In vacuum the molecule has three possible Lewis structures (valence bond structures). One is shown above. The others involve the positive charge on one of the two other nitrogen atoms. The molecule should have D_3h symmetry and the ground state should be non-degenerate and the first excited state two-fold degenerate.
However, in 1942 G.N. Lewis pointed out that the optical absorption spectrum showed a shoulder and suggested that at room temperature two structural isomers may be accessible.
A fascinating article, Crystal violet’s shoulder by Scott Lovell, Brian J. Marquardt and Bart Kahr, reviews how the question of whether the shoulder arose from two "ground" states or two close excited states was still not resolved in 1999.
The main possible source of symmetry breaking would be the local environment (solvent, counter-ions, neigbouring CV molecules, ...).
The excited state symmetry could be reduced by a Jahn-Teller effect.
As an aside I give two fascinating quotes from the article:
as the active ingredient in carbon paper it [Crystal Violet] has stained more hands than any other compound...

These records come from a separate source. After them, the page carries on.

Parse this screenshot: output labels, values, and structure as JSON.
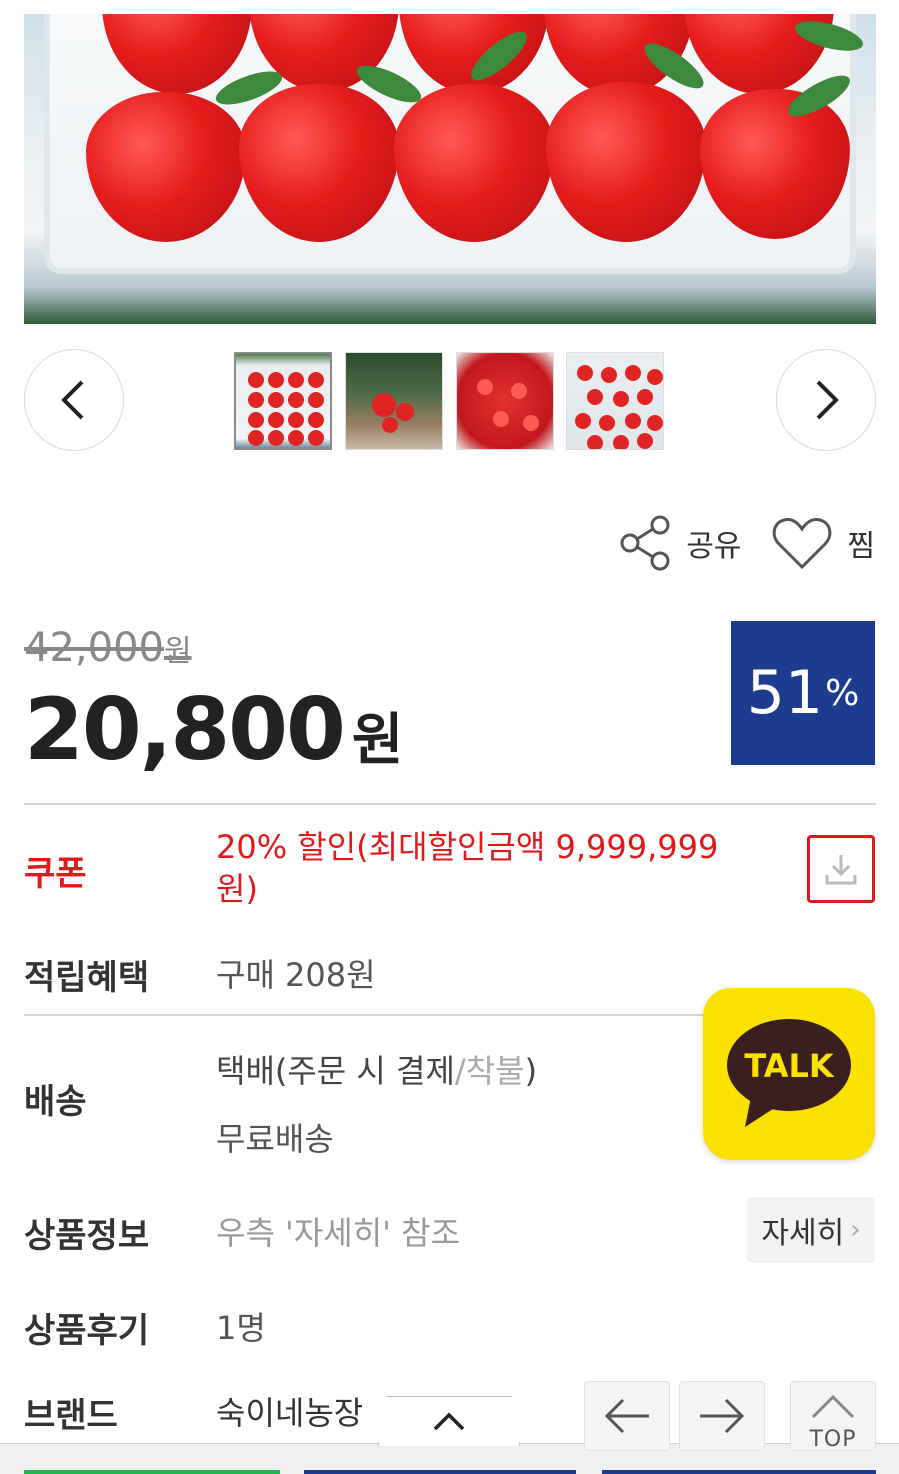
{
  "gallery": {
    "prev_icon": "chevron-left-icon",
    "next_icon": "chevron-right-icon",
    "thumbnails": [
      "thumb-1",
      "thumb-2",
      "thumb-3",
      "thumb-4"
    ],
    "active_index": 0
  },
  "actions": {
    "share_label": "공유",
    "wish_label": "찜"
  },
  "price": {
    "original": "42,000",
    "original_unit": "원",
    "sale": "20,800",
    "sale_unit": "원",
    "discount_value": "51",
    "discount_unit": "%",
    "discount_color": "#1c3d8f"
  },
  "coupon": {
    "label": "쿠폰",
    "value": "20% 할인(최대할인금액 9,999,999원)",
    "accent_color": "#e0191b",
    "download_icon": "download-icon"
  },
  "points": {
    "label": "적립혜택",
    "value": "구매 208원"
  },
  "shipping": {
    "label": "배송",
    "method_prefix": "택배(주문 시 결제",
    "method_sep": "/",
    "method_alt": "착불",
    "method_suffix": ")",
    "fee": "무료배송"
  },
  "product_info": {
    "label": "상품정보",
    "value": "우측 '자세히' 참조",
    "more_label": "자세히"
  },
  "reviews": {
    "label": "상품후기",
    "value": "1명"
  },
  "brand": {
    "label": "브랜드",
    "value": "숙이네농장"
  },
  "kakao": {
    "label": "TALK",
    "color": "#fae100"
  },
  "floating": {
    "top_label": "TOP"
  }
}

The determination of the X-ray structure of CV+Cl- was first attempted in 1943 by Krebs, a wartime worker at the I.G. Farben Oppau explosives factory which was eventually bombed by the Allied Forces. On 25 March 1945, British and American investigators organized bands of local Germans to dig through the factory rubble in order to retrieve scientific documents that might aid the Allies in the defeat of Japan. During this search they unearthed a report by Krebs describing his preliminary crystallographic studies, dated 15 June 1943. It was cataloged with the reports of the British Intelligence Objectives Sub-committee (BIOS),one of several special scientific intelligence units formed to collect technical information of military value from the Germans. BIOS microfilms can be obtained from the US Library of Congress.A 2010 JACS paper claims to finally show that the origin of the shoulder is due to two excited states whose degeneracy is lifted by the solvent.
First Hyperpolarizability Dispersion of the Octupolar Molecule Crystal Violet: Multiple Resonances and Vibrational and Solvation Effects
Jochen Campo, Anna Painelli, Francesca Terenziani, Tanguy Van Regemorter, David Beljonne, Etienne Goovaerts and Wim Wenseleers
A key aspect of the article is using an effective Hamiltonian acting on the relevant valence bond structures...
but more on that later...